Self-piloted cars could cut annual premiums by £265 on average within five years because the vehicles are expected to “eliminate bad driving”, which is the cause of 90pc of road accidents.
According to industry experts, the new technology is developing at such a pace that road accidents caused by human error will be almost eliminated in the next half-decade. Nearly all new cars will park and drive on the motorway automatically, and communicate with vehicles to avoid collisions.
John Leech, head of auto at consultancy KPMG, said: “Insurance premiums could halve once vehicles which communicate with each other and an ‘autopilot mode’ when driving on the motorway are developed – this is likely to happen by approximately 2020.”
Google’s driverless car is expected to be seen on UK roads by 2025
• The overall economic and social benefit of connected and autonomous vehicles could be in the region of £51 billion per year by 2030.

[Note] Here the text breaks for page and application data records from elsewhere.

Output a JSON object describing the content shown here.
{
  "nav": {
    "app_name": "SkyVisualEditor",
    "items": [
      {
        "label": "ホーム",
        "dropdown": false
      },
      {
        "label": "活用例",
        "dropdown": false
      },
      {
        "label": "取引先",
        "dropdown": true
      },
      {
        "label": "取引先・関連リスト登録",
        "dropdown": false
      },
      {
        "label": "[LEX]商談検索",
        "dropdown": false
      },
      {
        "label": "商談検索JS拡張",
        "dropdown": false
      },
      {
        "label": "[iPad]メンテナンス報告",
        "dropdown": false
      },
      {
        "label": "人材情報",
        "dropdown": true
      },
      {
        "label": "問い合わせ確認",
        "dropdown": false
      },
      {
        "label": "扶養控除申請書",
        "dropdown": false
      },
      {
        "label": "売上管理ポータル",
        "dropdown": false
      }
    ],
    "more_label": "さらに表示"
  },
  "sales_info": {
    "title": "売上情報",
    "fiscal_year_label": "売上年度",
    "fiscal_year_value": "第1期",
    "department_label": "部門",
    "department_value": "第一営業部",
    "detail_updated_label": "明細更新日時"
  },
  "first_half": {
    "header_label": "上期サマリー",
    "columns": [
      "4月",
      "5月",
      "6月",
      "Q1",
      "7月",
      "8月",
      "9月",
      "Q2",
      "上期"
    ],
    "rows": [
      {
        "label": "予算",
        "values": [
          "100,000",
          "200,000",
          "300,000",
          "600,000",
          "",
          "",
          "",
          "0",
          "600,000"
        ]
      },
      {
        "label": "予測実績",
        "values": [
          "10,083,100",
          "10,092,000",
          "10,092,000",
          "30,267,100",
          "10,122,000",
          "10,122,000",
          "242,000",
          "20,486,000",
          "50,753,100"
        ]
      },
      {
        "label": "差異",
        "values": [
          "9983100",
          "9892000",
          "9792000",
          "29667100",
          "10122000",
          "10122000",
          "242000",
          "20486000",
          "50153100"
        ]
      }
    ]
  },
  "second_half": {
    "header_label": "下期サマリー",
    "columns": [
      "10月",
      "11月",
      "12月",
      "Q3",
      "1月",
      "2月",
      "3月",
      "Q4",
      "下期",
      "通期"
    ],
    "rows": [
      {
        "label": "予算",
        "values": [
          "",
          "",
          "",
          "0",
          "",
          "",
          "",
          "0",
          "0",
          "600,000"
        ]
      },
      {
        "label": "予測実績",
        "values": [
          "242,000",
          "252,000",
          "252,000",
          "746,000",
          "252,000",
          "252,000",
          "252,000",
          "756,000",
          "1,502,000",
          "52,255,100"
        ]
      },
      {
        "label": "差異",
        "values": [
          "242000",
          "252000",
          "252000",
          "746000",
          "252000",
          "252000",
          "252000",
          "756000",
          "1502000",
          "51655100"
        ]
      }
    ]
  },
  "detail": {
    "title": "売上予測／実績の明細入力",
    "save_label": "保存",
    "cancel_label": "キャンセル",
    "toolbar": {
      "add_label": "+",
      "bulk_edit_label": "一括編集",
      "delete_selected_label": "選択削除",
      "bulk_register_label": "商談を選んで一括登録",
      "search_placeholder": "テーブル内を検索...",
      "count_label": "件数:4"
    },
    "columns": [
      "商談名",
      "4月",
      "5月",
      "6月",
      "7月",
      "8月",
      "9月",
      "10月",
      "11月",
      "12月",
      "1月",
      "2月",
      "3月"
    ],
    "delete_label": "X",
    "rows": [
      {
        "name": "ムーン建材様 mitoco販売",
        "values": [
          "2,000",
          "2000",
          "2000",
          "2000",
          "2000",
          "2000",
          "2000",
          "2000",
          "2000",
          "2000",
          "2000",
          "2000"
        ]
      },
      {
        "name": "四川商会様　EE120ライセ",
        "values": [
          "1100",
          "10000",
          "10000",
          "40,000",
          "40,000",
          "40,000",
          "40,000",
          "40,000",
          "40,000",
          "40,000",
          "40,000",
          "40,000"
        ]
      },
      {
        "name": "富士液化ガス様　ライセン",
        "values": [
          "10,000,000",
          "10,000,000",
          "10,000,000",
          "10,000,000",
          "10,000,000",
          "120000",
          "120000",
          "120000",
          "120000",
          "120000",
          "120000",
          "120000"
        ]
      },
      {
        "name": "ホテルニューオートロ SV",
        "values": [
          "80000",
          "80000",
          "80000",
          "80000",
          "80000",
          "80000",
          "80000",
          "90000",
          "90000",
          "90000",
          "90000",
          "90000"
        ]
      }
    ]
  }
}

• Connected and autonomous vehicles could create an additional 320,000 jobs in the UK by 2030, 25,000 of which would be in automotive manufacturing.
• By 2030, connected and autonomous vehicles could save over 2,500 lives and prevent more than 25,000 serious accidents in the UK.

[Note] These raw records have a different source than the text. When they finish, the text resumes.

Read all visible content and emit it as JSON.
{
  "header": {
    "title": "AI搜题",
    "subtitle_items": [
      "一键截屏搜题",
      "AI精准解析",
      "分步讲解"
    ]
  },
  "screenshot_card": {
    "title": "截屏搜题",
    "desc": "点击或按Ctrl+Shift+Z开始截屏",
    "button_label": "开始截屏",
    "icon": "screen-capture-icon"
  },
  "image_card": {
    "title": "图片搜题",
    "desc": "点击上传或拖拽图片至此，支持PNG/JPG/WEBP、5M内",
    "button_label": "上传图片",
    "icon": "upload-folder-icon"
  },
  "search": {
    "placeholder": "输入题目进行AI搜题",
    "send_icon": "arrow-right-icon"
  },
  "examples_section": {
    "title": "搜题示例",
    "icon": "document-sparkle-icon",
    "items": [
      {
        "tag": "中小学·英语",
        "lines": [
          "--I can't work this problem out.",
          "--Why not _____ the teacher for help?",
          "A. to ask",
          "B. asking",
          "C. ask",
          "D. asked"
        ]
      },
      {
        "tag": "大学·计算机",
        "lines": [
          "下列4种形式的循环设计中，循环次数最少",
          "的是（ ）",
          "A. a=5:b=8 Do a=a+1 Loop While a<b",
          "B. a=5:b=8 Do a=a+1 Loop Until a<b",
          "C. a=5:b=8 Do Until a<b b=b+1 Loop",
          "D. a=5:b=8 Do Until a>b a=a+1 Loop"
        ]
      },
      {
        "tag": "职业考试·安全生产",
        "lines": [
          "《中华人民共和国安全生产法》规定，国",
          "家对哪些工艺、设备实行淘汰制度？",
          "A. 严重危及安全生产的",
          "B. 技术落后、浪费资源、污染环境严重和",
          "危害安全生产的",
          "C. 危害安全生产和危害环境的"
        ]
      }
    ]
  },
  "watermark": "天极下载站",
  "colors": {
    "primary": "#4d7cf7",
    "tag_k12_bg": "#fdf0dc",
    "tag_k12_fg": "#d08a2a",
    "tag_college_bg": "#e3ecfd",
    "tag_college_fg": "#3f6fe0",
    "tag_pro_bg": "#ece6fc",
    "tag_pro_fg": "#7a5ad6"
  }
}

Historically costs have been kept high by “avoidable accidents”, which account for the majority of insurance payouts, said Matthew Avery, safety researcher at Thatcham, a vehicle rating firm.
Whiplash claims and car parking disputes, for example, cost more than £3 billion a year and account for 94pc of all insurance claims.
Manufacturers claim hi-tech driverless cars can eliminate these types of accidents. The vehicles are already being tested on the roads in America.
According to predictions by the British Insurance Brokers’ Association (Biba), nine in 10 cars owned in Britain will be fitted with some sort of “smart” technology within five years, with accident numbers falling sharply as a result.
Mr Avery said: “Because of these technologies a lot of commentators are predicting an 80 per cent reduction in killed and seriously injured on our roads within 15 to 20 years which is great news.”
By 2030, newer automatic vehicles should prevent 90pc of cases of people being killed or seriously injured on the road, according to separate predictions made by KPMG.